I think it's true, though, that blown-in fiberglass probably dries out faster if it gets wet than cellulose.
The problem with loose-fill fiberglass is that is it so fluffy that you end up with convection problems and a drop-off in performance at cold temperatures. To solve these problems, many homeowners with poorly performing fiberglass insulation jobs end up capping the loose-fill fiberglass with 3 or 4 inches of cellulose, just to cut down on the convection and air leakage.
The R-value of loose-fill fiberglass is very low -- about R-2.5 or R-2.6 per inch -- so you need a huge pile to do any good. You asked a hypothetical question about R-75 of loose-fill fiberglass. Such a layer would be 29 inches deep, and most attics don't have 29 inches available, especially at the perimeter under the eaves.
More information here: Blown Insulation for Attics: Fiberglass vs. Cellulose
Thanks for the response and the link. A good article, and a good reason to upgrade my membership.
Asking around more locally, it sounds like fiberglass is generally a bit cheaper than cellulose (because cellulose is bulkier), so that is probably part of it. And it has a higher R-value blown into walls, so it's preferred for that application, and that may skew the attic insulation choice.
I have used blown-in cellulose and fibreglass in ceiling insulation. I went overboard with the cellulose because it was less expensive than fibreglass. I rented the blower from the supplier and I purchased more than sufficient to insulate 2 x 1400 sq ft ceilings. Who knew. However, the cellulose settled more than a few inches in the following year.
I am alergic to fibreglass.

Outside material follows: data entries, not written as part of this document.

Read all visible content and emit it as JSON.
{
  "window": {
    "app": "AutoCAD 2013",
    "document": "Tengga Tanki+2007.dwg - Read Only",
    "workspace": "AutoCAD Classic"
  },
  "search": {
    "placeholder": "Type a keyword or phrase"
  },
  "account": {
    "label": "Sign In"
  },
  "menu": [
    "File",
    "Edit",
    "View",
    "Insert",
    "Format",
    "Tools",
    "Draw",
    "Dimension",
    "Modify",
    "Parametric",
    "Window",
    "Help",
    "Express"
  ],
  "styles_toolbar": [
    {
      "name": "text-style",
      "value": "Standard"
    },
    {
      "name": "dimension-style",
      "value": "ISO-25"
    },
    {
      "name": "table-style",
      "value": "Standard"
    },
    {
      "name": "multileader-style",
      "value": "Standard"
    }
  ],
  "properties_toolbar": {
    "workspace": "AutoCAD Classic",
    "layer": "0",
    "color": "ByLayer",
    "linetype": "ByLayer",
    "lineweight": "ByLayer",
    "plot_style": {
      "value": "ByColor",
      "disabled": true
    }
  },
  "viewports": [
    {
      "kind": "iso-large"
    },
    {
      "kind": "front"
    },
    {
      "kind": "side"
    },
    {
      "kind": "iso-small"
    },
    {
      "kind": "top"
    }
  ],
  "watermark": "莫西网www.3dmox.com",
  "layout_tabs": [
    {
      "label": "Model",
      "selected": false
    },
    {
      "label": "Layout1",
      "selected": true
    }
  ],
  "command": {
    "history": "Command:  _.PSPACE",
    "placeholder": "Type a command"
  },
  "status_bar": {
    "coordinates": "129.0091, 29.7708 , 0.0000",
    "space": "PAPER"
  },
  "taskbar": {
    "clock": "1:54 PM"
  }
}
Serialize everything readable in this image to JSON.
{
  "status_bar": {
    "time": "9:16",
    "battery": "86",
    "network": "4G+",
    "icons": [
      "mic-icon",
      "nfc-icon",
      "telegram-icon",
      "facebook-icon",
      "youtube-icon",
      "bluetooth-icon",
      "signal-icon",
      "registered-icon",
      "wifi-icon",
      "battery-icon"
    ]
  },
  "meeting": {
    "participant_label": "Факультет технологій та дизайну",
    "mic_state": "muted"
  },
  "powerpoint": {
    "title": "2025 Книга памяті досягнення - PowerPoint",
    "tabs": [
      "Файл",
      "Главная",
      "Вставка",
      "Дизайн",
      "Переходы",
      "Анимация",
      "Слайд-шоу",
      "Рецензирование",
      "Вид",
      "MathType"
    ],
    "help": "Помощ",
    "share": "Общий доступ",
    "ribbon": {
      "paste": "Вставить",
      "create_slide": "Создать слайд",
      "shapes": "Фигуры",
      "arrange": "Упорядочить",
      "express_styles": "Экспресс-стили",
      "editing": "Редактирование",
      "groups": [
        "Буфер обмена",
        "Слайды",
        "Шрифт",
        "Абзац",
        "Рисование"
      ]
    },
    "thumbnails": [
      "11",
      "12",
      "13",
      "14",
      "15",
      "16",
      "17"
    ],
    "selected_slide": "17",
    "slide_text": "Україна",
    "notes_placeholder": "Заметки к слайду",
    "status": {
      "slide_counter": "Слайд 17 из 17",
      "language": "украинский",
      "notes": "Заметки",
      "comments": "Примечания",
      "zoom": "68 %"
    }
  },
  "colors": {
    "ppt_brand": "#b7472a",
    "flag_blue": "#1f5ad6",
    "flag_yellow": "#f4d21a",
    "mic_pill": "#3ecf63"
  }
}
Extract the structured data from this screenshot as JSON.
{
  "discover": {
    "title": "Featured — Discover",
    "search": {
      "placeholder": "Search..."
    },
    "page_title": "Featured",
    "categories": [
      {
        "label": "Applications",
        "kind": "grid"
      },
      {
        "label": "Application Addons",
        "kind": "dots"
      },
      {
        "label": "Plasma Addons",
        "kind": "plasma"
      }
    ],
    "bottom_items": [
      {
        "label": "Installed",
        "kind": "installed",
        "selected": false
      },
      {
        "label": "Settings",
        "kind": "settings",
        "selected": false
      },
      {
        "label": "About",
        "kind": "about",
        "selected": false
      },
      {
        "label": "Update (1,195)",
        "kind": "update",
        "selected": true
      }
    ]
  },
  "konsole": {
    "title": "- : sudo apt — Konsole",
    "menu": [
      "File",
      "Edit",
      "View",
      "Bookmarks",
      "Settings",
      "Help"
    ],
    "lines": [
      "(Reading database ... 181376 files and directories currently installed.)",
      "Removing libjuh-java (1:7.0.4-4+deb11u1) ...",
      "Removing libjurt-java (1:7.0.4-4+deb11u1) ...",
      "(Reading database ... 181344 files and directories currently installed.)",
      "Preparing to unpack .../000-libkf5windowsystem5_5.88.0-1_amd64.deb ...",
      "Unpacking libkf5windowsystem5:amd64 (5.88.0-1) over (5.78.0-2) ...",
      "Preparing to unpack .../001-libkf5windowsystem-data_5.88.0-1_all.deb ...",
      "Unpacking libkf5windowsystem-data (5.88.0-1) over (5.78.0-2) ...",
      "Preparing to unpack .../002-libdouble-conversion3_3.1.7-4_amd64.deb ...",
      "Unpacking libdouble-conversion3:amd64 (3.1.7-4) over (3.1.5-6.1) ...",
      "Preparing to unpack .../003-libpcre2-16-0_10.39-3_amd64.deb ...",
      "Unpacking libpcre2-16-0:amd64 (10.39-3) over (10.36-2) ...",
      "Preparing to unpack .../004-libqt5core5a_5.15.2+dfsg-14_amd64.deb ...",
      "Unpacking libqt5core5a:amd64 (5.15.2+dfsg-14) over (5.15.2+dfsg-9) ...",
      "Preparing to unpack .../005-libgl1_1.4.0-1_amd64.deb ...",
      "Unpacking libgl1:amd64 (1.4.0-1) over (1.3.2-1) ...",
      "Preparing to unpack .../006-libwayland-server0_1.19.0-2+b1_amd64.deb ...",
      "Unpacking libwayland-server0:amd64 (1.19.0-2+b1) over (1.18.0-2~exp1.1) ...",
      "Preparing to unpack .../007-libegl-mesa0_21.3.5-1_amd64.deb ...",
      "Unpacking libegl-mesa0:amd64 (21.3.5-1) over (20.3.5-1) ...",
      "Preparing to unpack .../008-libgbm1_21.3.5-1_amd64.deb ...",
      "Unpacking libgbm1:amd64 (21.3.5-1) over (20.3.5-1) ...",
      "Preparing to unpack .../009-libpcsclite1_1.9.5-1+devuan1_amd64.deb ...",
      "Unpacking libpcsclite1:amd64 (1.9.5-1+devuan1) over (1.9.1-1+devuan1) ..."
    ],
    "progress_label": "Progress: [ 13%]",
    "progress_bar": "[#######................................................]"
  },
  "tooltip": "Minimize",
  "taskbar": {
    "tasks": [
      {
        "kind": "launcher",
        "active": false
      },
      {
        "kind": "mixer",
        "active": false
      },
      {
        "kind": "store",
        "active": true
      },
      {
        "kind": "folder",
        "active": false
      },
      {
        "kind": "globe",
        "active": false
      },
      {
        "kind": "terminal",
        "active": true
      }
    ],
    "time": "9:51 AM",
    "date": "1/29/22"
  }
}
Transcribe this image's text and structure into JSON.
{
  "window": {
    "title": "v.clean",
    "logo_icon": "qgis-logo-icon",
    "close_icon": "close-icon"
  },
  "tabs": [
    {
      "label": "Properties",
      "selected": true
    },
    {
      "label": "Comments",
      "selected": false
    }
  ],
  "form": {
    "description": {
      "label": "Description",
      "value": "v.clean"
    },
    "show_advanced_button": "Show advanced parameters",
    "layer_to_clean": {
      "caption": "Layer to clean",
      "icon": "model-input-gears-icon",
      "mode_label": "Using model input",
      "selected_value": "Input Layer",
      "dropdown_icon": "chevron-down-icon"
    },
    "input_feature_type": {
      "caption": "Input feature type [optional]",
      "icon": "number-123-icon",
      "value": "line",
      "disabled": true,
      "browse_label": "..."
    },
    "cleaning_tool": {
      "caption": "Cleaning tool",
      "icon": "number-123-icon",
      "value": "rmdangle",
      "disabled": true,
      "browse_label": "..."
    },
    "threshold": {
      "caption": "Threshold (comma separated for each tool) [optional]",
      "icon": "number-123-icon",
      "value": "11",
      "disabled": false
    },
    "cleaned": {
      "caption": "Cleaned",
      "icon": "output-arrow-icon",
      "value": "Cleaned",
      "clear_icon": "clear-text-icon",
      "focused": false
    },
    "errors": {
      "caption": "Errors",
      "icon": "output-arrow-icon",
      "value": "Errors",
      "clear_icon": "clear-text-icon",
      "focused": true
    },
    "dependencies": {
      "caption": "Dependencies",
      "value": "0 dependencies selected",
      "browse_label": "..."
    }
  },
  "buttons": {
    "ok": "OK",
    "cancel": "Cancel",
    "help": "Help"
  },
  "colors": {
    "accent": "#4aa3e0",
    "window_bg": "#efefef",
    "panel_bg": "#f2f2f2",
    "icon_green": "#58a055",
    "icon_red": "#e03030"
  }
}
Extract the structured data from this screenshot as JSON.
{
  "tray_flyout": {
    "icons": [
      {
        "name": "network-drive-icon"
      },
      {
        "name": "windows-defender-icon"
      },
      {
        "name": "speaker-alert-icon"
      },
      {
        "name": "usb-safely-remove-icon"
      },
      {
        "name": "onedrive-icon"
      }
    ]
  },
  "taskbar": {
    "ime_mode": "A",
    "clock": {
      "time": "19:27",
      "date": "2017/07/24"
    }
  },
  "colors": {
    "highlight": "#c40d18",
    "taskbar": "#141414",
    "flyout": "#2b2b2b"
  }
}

I itch just looking at it, so I hired a contractor to provide and install 12" of blown-in fibreglass. Firest, I installed 3" batts between the ceilling roof joist and then used a black felt pen to mark the 12" mark above the 3" batts. The contractor blew in approximately 9" of insulation claiming the directions on the bag indicated the numbers required for a 900 sq ft ceiling. I was able to confirm the 12" requirement by pointing out the felt pen marks to the contractor.
Not everyone is able to mark out the required depth. I advise anyone who is able to do so should do so. There is no point paying for 12" when 9" has been installed.
When you get to very high ceiling R-values the weight of cellulose could be an issue. Rafters 24" oc and 5/8" drywall will only support so much weight before bowing. I have R-100 fiberglass in my attic in MN and would hesitate to use cellulose because of the weight.
I have been using cellulose blown insulation for R-values up to 60 and have been very pleased with the performance. Cellulose also has far better accoustical properties if you live in a high noise area.